Salem in Essex County, Massachusetts — The American Northeast (New England)
Salem Maritime National Historic Site
From its founding in 1626 through the late 19th century, Salem looked to the sea for its livelihood. The city´s peak years came between the Revolutionary War and the War of 1812, when Salem's shipbuilders, merchants and mariners opened new ports of trade for America in Asia and other parts of the world. The wealth they created boosted the economy of the new nation and made Salem the sixth largest city in America in 1790.
Today you can recall Salem's maritime past by visiting the historic buildings and replica tall ship at the site, or walk down the three historic wharves. For more information about tours and our free orientation film, contact a park ranger at the Orientation Center.
Whereas, certain lands and structures in Salem, Massachusetts, including Derby Wharf, the Derby House, and the Custom House, by reason of their relationship to the maritime history of New England and the United States, I...do hereby designate the following described lands, with the structures standing thereon, to be a national historic site...” - Secretarial Order by Secretary of the Interior Harold
Points of Interest
1. Orientation Center
A restored c. 1805 warehouse at the head of Central Wharf is now an information center for the park.
2. Central Wharf
One of nearly fifty wharves that once extended into Salem's harbor.
3. Custom House
U.S. Customs Service agents regulated port activities and collected customs duties here. Author Nathaniel Hawthorne was employed here from 1846-1849. The Public Stores is at the rear of the Custom House.
4. Scale House
A storage area for large portable scales and other weighing equipment used by customs officers for weighing ship's cargoes on the wharves.
5. Hawkes House
Begun in 1780 by merchant Elias Hasket Derby. Later completed by ship builder Benjamin Hawkes.
6. Derby House
The home of prosperous merchant Elias Hasket Derby. Built in 1762, it is the oldest standing brick house in Salem.
7. West India Goods Store
Goods such as sugar, tea, spices, china, and textiles from ports around the world were retailed here.
8. St. Joseph Hall
Served as a social, cultural, and religious center for Polish immigrants from 1909 to the 1980s.
9. Narbonne House

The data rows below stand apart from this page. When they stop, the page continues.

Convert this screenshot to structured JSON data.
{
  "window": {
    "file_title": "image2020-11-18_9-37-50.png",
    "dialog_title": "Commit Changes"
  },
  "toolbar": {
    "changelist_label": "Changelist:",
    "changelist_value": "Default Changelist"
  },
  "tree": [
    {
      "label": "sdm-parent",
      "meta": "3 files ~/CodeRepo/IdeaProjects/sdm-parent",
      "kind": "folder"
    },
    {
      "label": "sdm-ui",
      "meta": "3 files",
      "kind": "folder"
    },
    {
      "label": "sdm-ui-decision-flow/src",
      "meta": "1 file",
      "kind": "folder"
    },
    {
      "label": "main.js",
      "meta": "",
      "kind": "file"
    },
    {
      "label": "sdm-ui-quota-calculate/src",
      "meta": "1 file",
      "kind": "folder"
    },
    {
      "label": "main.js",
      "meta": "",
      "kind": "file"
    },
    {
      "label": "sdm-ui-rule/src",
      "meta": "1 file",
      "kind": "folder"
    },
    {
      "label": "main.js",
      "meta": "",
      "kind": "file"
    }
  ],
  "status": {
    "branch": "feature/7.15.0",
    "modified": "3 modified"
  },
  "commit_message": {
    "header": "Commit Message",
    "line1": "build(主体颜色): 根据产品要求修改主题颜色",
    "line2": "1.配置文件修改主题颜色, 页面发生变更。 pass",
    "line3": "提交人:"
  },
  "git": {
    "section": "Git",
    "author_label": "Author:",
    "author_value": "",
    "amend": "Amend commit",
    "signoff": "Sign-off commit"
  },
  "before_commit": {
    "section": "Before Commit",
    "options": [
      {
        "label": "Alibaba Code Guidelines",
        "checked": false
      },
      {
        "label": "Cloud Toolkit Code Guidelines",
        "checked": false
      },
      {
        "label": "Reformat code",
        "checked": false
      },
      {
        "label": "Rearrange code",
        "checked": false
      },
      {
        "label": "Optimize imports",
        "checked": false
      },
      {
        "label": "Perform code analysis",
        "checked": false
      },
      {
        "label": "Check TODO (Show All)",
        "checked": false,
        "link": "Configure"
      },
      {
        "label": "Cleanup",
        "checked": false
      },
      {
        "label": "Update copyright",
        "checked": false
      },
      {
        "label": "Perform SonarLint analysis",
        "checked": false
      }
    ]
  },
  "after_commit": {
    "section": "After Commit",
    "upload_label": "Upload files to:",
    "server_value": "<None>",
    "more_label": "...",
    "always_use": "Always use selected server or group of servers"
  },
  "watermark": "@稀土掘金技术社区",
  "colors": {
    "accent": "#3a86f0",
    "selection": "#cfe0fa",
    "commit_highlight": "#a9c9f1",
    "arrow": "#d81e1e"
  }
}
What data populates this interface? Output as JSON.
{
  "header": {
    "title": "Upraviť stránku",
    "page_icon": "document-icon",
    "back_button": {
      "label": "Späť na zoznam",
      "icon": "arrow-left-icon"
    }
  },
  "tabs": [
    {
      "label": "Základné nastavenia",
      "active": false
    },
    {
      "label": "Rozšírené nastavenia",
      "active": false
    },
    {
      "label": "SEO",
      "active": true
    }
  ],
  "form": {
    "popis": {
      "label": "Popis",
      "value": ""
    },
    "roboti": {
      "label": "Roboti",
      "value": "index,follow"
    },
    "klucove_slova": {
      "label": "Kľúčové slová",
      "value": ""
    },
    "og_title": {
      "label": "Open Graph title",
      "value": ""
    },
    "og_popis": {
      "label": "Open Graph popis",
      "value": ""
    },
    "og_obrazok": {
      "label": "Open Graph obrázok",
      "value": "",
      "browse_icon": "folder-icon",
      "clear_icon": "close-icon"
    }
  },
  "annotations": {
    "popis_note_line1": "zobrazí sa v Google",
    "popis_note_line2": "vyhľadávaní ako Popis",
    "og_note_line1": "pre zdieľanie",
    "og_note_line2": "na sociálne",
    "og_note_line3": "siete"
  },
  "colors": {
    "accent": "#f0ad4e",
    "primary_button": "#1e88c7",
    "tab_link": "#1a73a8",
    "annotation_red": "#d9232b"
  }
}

Built in 1675, this was the home for many tradesmen and widows who supported Salem's maritime industry.
10. Derby Wharf
Built in 1762 and extended in 1806, Derby Wharf became Salem's longest wharf and was the center of Elias Derby's trading empire in the late 1700s.
11. Friendship of Salem
A replica of an East Indiaman cargo ship built in Salem in 1797.
12. Pedrick Store House
A waterfront warehouse originally built in 1770 in Marblehead, Massachusetts and moved here in 2004.
13. Derby Wharf Light
Built in 1871 to complete the system of navigational aids in Salem Harbor.
Location. 42° 31.263′ N, 70° 53.262′ W. Marker is in Salem, Massachusetts, in Essex County. Marker is on Derby Street, on the right when traveling east. Touch for map. Marker is at or near this postal address: 177 Derby Street, Salem MA 01970, United States of America.
Other nearby markers. At least 8 other markers are within walking distance of this marker. Central Wharf (here, next to this marker); a different marker also named Salem Maritime National Historic Site (was within shouting distance of this marker but has been reported missing. ); Wharves in the Late 1800s (within shouting distance of this marker); Home for Aged Women (within shouting distance of this marker); a different marker also named Central Wharf (was within shouting distance of this marker but has been reported missing. ); Derby Wharf (was within shouting distance of this marker but has been reported missing. ); The Custom House (within shouting distance of this marker); a different marker also named Derby Wharf (within shouting distance of this marker). Touch for a list and map of all markers in Salem.
Categories. • Colonial Era • Exploration • Industry & Commerce • Settlements & Settlers •
Credits. This page was last revised on June 16, 2016. This page originally submitted on July 29, 2015, by J. Makali Bruton of Querétaro, Mexico. This page has been viewed 173 times since then and 33 times this year. Photos: 1, 2. submitted on July 29, 2015, by J. Makali Bruton of Querétaro, Mexico. • Bill Pfingsten was the editor who published this page.